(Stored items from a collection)
□ □ □ □
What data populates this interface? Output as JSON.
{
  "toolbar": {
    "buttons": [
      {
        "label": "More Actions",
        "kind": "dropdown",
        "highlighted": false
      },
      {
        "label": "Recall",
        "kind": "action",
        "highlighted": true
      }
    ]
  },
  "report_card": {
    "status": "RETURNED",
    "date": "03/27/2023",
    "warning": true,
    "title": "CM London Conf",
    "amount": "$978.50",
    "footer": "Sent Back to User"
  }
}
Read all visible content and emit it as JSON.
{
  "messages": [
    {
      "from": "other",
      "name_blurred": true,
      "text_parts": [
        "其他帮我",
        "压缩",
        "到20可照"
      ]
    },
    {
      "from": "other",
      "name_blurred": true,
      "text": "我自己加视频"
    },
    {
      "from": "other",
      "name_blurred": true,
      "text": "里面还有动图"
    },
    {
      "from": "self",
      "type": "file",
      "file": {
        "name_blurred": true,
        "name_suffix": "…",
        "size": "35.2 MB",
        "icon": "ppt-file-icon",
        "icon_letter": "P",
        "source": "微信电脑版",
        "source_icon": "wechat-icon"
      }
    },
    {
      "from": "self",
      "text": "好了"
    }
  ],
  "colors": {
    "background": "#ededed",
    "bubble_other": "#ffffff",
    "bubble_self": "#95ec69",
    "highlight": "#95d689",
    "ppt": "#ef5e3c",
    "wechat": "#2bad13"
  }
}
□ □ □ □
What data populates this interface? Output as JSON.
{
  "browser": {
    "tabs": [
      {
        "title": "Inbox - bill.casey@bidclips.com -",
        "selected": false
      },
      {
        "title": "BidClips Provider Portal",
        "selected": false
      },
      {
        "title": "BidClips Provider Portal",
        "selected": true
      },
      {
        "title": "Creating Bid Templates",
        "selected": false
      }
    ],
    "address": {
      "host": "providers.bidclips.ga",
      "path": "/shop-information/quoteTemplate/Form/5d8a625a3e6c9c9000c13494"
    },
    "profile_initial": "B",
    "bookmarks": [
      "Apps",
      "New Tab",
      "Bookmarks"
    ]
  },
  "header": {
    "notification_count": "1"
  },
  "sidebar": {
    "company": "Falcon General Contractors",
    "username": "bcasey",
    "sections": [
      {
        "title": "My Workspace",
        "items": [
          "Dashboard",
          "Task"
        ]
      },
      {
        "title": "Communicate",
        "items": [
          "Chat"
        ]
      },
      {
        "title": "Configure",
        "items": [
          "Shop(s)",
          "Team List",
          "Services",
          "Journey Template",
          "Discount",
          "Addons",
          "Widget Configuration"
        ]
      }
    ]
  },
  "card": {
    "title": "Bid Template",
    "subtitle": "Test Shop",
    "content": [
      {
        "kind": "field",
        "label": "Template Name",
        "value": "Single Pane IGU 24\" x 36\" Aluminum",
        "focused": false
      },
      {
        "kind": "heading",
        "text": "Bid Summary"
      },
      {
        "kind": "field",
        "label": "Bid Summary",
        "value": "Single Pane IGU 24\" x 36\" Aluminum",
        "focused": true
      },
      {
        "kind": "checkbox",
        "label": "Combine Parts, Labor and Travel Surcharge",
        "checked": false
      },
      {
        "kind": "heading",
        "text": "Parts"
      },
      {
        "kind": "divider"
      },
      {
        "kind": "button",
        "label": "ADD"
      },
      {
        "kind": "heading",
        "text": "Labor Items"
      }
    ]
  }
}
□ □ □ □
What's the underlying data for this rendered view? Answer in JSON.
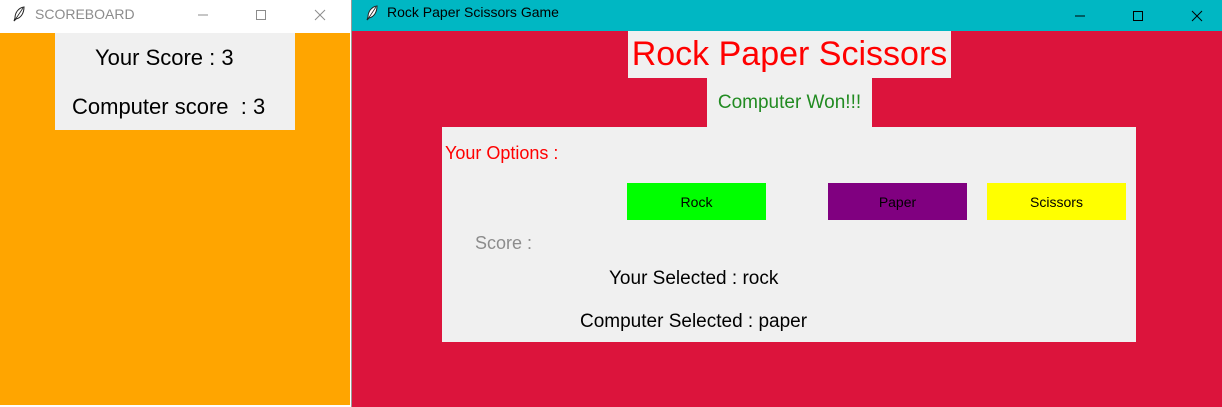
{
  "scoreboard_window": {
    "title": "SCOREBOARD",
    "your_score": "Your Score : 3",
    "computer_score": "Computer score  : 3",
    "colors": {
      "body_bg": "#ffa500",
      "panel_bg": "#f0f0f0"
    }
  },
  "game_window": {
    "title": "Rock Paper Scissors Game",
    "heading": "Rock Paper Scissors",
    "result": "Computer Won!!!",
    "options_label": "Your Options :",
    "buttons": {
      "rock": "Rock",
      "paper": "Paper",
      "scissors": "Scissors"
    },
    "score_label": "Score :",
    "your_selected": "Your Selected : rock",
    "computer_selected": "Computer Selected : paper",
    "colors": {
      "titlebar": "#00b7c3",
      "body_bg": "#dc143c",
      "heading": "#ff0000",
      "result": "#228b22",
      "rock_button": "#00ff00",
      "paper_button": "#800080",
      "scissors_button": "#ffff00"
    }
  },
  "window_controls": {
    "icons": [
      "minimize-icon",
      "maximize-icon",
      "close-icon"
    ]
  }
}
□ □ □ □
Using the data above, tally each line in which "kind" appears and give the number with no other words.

10